It’s hard for me to express adequately how I feel about my marriage partner. I love her immeasurably more now than I did when we were married. I trust her, respect her, rely on her, and, on top of all else, I’m proud of her.
My wife is a person I rediscovered after years of marriage—and I’m still discovering more about her.
I’ve had occasion to talk with a number of our good sisters. They shared some frustrations that had occurred in my own marriage. These sisters were active and devoted Church members. They honored and respected the priesthood. They appreciated being mothers and homemakers and felt that they supported their husbands; but, reluctantly, they confessed that they sometimes didn’t feel appreciated for their contributions to the marriage and the family. The things they personally wanted to do somehow didn’t seem to be as important as the things husbands and children wanted to do. There never seemed to be enough time for themselves. And, even though they loved their husbands very much, they still felt a lack of unity in their marriages because their husbands seemingly didn’t know and understand some of their important thoughts, feelings, and concerns.
When we joined the Church as a young married couple, we were inspired by the example of our Church leaders who had obviously committed themselves totally to serving the Lord. During the next ten years my wife and I each held three or four callings simultaneously while two more children joined the two we already had.
I vaguely noticed that we almost never talked about anything but family or household business. Increasingly, I left decisions about the children to her while I merely mumbled ratification or voiced an occasional objection. I even turned most of the responsibility for having family home evening over to my wife. By neglecting my responsibilities as a father, I was increasing her burden as a mother; and I was doing very little as a husband to strengthen her in her mother’s role.
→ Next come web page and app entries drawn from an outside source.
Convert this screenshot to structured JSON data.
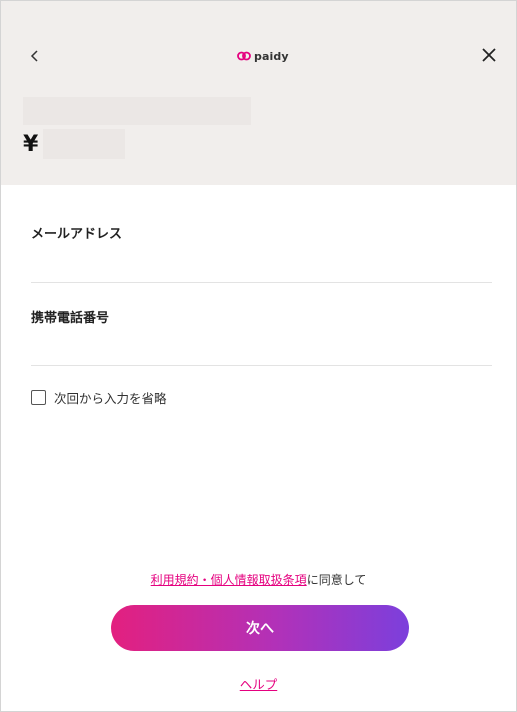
{
  "header": {
    "back_icon": "chevron-left-icon",
    "close_icon": "close-icon",
    "logo_text": "paidy",
    "brand_color": "#e5007f",
    "currency_symbol": "¥"
  },
  "form": {
    "email_label": "メールアドレス",
    "email_value": "",
    "phone_label": "携帯電話番号",
    "phone_value": "",
    "remember_label": "次回から入力を省略",
    "remember_checked": false
  },
  "footer": {
    "terms_link": "利用規約・個人情報取扱条項",
    "terms_suffix": "に同意して",
    "next_label": "次へ",
    "help_label": "ヘルプ",
    "button_gradient": [
      "#e3207f",
      "#b231b8",
      "#7c3fdc"
    ]
  }
}
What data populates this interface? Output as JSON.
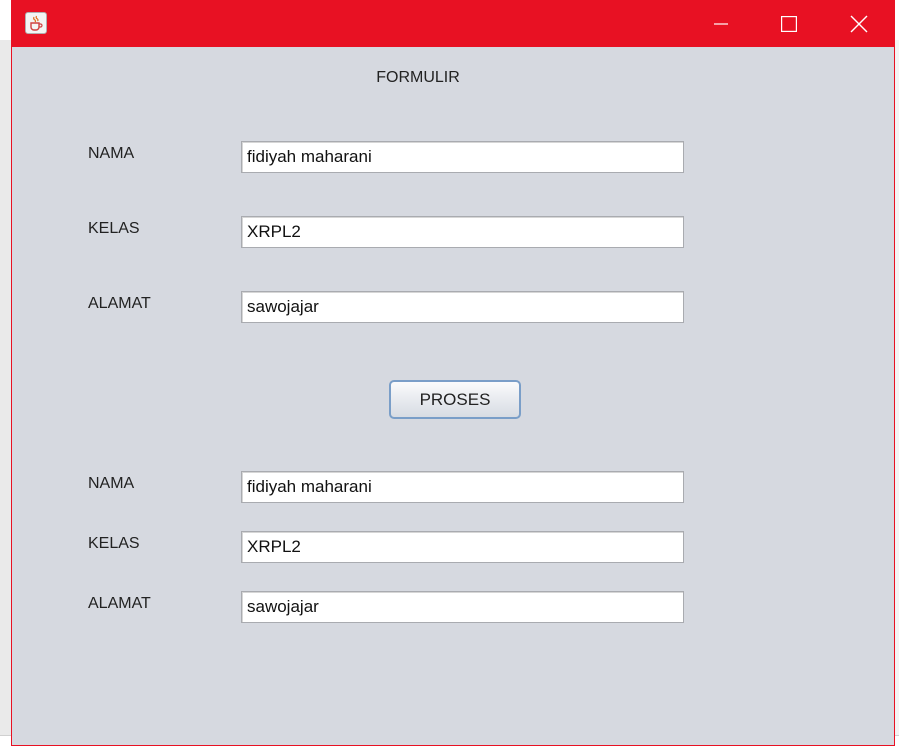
{
  "window": {
    "title": "",
    "controls": {
      "minimize": "minimize",
      "maximize": "maximize",
      "close": "close"
    }
  },
  "form": {
    "title": "FORMULIR",
    "input": {
      "nama_label": "NAMA",
      "nama_value": "fidiyah maharani",
      "kelas_label": "KELAS",
      "kelas_value": "XRPL2",
      "alamat_label": "ALAMAT",
      "alamat_value": "sawojajar"
    },
    "button_label": "PROSES",
    "output": {
      "nama_label": "NAMA",
      "nama_value": "fidiyah maharani",
      "kelas_label": "KELAS",
      "kelas_value": "XRPL2",
      "alamat_label": "ALAMAT",
      "alamat_value": "sawojajar"
    }
  },
  "colors": {
    "titlebar": "#e81123",
    "window_bg": "#d6d9e0"
  },
  "icons": [
    "java-cup-icon",
    "minimize-icon",
    "maximize-icon",
    "close-icon"
  ]
}
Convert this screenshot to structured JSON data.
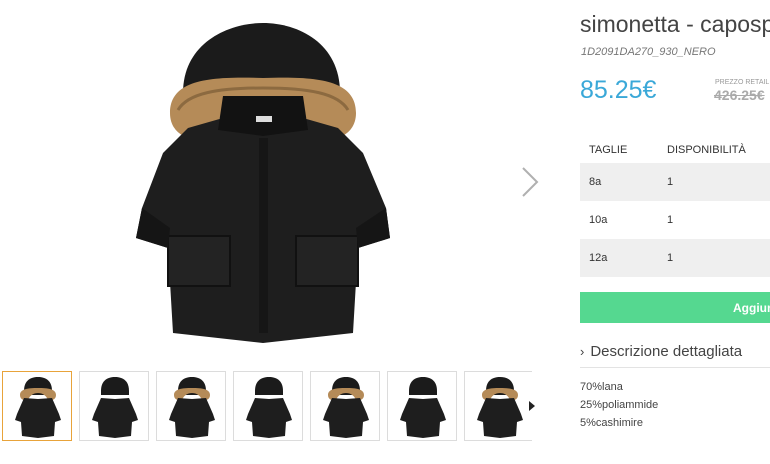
{
  "product": {
    "title": "simonetta - capospalla",
    "sku": "1D2091DA270_930_NERO",
    "price": "85.25€",
    "retail_label": "PREZZO RETAIL",
    "retail_price": "426.25€"
  },
  "sizes": {
    "header_size": "TAGLIE",
    "header_availability": "DISPONIBILITÀ",
    "rows": [
      {
        "size": "8a",
        "qty": "1"
      },
      {
        "size": "10a",
        "qty": "1"
      },
      {
        "size": "12a",
        "qty": "1"
      }
    ]
  },
  "actions": {
    "add_label": "Aggiungi al carrello"
  },
  "description": {
    "toggle_label": "Descrizione dettagliata",
    "lines": [
      "70%lana",
      "25%poliammide",
      "5%cashimire"
    ]
  },
  "gallery": {
    "thumbnail_count": 7,
    "selected_index": 0
  },
  "colors": {
    "price": "#3aa8d8",
    "add_button": "#55d890",
    "selected_thumb_border": "#e8a33a"
  }
}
What woke me up was a tape of a speech by Elder Paul H. Dunn, where he suggested among other things, that the husband should not always be the only source of information on scriptural, ecclesiastical, or academic questions; the wife should have time and encouragement to do her own research, increase her own knowledge, and sharpen her own learning skills.
I remember feeling surprised when I recalled how often I prayed that our children would reach their full potential in the gospel and in their secular pursuits, but I had never prayed for the same blessing for my wife. I also realized that I tended to arrange time for my own hobbies and entertainment because it was important for me to have a variety of activities but I wasn’t applying the same principles and guidelines for my wife’s life.
After a lot of thought about this and related matters, I went to the Lord in prayer. Part of the answer was in a new insight into Matthew 19:5–6, where it refers to the husband and wife as “no more twain, but one.” I saw the husband and wife endeavoring to achieve perfection together. If part of that body is starving, then the whole body suffers.
Humbled, I went home to share my discovery with my wife and suggest that she take time to do or study or learn or practice something she would like to do. She initially refused to consider the idea. She thought she already had so many important responsibilities that she wouldn’t have time for interests outside the home. We discussed and prayed about it. A week later she decided with some reservations to enroll in an evening institute course on the Pearl of Great Price.
Any misgivings soon changed. Often she returned from class bubbling with excitement, eager to share a newly learned principle or to discuss the stimulating lessons. We began to have something to talk about besides work and the children. Taking care of the children that one evening weekly for a few weeks gave me increased appreciation for her contribution in the home—and let me renew lost contacts with our children. They sensed the differences in her and looked forward to hearing about her class too. The happiness was contagious.
Later, from time to time, she took correspondence courses on other subjects and finally mustered up the courage for a dream she had cherished for years—art classes. I wondered that, in over two decades of marriage, I had missed this important part of her, and was proud to see her art talent develop. She blossomed in confidence and our relationship was enriched and bettered, and our awareness of each other strengthened.
Many couples have full and rich communication with each other and full support for each other. But there are some fine sisters who have felt and even now feel hesitant to talk to their husbands—as mine had hesitated to talk to me—because somehow they had received the message from these busy men that their needs were less important then their husband’s needs or family’s needs.
When my wife started taking classes, I noticed that we started having stimulating and insightful significant discussions of the scriptures and Church matters more frequently. In one particularly significant experience, we spoke quietly with each other in the temple after a session, and she shared with me an understanding she had of the endowment ceremony. The Spirit testified of the truthfulness of what she was saying. That shared moment was a precious one in our relationship.
Now, I don’t think her classes provided this new knowledge; rather, her increased self-confidence and increased range of interests sent her prayerfully thinking into an area that she had previously thought of as “beyond her.” As a result of her spiritual insights, she elevated and broadened my knowledge of an important eternal truth.
Appreciating my wife, not only for the things she does for me and the family, but as a person with unique talents and contributions, has made me more aware of the truth that each spouse must participate fully in the mutual goal of progression and perfection. Eternal marriage is, in a very real sense, a covenant of mutual growth toward our fullest mutual development.